## SUPPLIED INFORMATION
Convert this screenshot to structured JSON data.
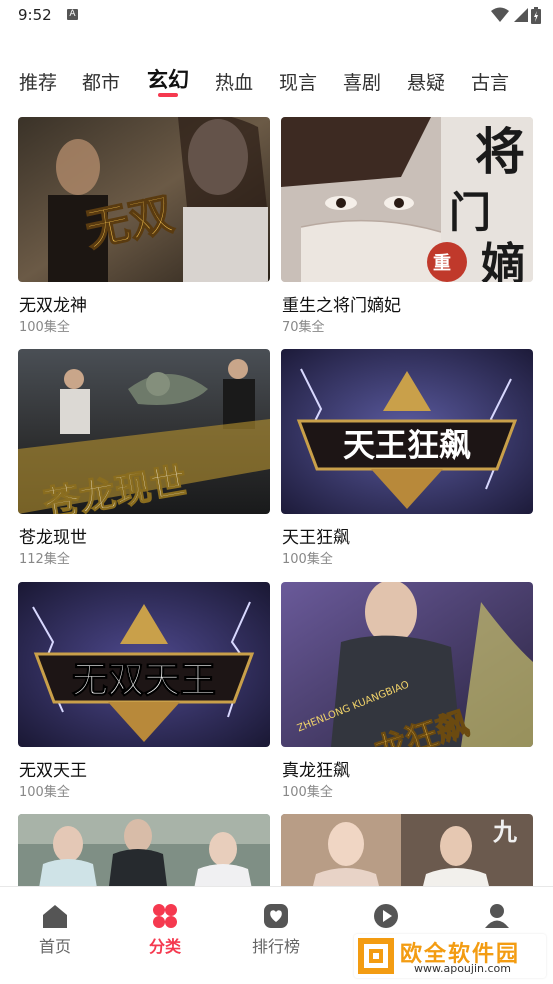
{
  "status": {
    "time": "9:52",
    "notif_letter": "A"
  },
  "tabs": [
    {
      "label": "推荐",
      "active": false
    },
    {
      "label": "都市",
      "active": false
    },
    {
      "label": "玄幻",
      "active": true
    },
    {
      "label": "热血",
      "active": false
    },
    {
      "label": "现言",
      "active": false
    },
    {
      "label": "喜剧",
      "active": false
    },
    {
      "label": "悬疑",
      "active": false
    },
    {
      "label": "古言",
      "active": false
    }
  ],
  "dramas": [
    {
      "title": "无双龙神",
      "episodes": "100集全",
      "poster_text": "无双"
    },
    {
      "title": "重生之将门嫡妃",
      "episodes": "70集全",
      "poster_text": "将门嫡",
      "poster_badge": "重生"
    },
    {
      "title": "苍龙现世",
      "episodes": "112集全",
      "poster_text": "苍龙现世"
    },
    {
      "title": "天王狂飙",
      "episodes": "100集全",
      "poster_text": "天王狂飙"
    },
    {
      "title": "无双天王",
      "episodes": "100集全",
      "poster_text": "无双天王"
    },
    {
      "title": "真龙狂飙",
      "episodes": "100集全",
      "poster_text": "龙狂飙",
      "poster_subtext": "ZHENLONG KUANGBIAO"
    },
    {
      "title": "",
      "episodes": ""
    },
    {
      "title": "",
      "episodes": "",
      "poster_text": "九"
    }
  ],
  "bottom_nav": [
    {
      "label": "首页",
      "icon": "home-icon",
      "active": false
    },
    {
      "label": "分类",
      "icon": "category-icon",
      "active": true
    },
    {
      "label": "排行榜",
      "icon": "ranking-icon",
      "active": false
    },
    {
      "label": "剧场",
      "icon": "theater-play-icon",
      "active": false
    },
    {
      "label": "我的",
      "icon": "profile-icon",
      "active": false
    }
  ],
  "watermark": {
    "title": "欧全软件园",
    "url": "www.apoujin.com"
  },
  "colors": {
    "accent": "#f5394f",
    "nav_inactive": "#666666",
    "watermark_orange": "#f39c12"
  }
}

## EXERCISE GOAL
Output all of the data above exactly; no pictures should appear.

## ANSWER BELOW
Convert this screenshot to structured JSON data.
{
  "status": {
    "time": "9:52",
    "notif_letter": "A"
  },
  "tabs": [
    {
      "label": "推荐",
      "active": false
    },
    {
      "label": "都市",
      "active": false
    },
    {
      "label": "玄幻",
      "active": true
    },
    {
      "label": "热血",
      "active": false
    },
    {
      "label": "现言",
      "active": false
    },
    {
      "label": "喜剧",
      "active": false
    },
    {
      "label": "悬疑",
      "active": false
    },
    {
      "label": "古言",
      "active": false
    }
  ],
  "dramas": [
    {
      "title": "无双龙神",
      "episodes": "100集全",
      "poster_text": "无双"
    },
    {
      "title": "重生之将门嫡妃",
      "episodes": "70集全",
      "poster_text": "将门嫡",
      "poster_badge": "重生"
    },
    {
      "title": "苍龙现世",
      "episodes": "112集全",
      "poster_text": "苍龙现世"
    },
    {
      "title": "天王狂飙",
      "episodes": "100集全",
      "poster_text": "天王狂飙"
    },
    {
      "title": "无双天王",
      "episodes": "100集全",
      "poster_text": "无双天王"
    },
    {
      "title": "真龙狂飙",
      "episodes": "100集全",
      "poster_text": "龙狂飙",
      "poster_subtext": "ZHENLONG KUANGBIAO"
    },
    {
      "title": "",
      "episodes": ""
    },
    {
      "title": "",
      "episodes": "",
      "poster_text": "九"
    }
  ],
  "bottom_nav": [
    {
      "label": "首页",
      "icon": "home-icon",
      "active": false
    },
    {
      "label": "分类",
      "icon": "category-icon",
      "active": true
    },
    {
      "label": "排行榜",
      "icon": "ranking-icon",
      "active": false
    },
    {
      "label": "剧场",
      "icon": "theater-play-icon",
      "active": false
    },
    {
      "label": "我的",
      "icon": "profile-icon",
      "active": false
    }
  ],
  "watermark": {
    "title": "欧全软件园",
    "url": "www.apoujin.com"
  },
  "colors": {
    "accent": "#f5394f",
    "nav_inactive": "#666666",
    "watermark_orange": "#f39c12"
  }
}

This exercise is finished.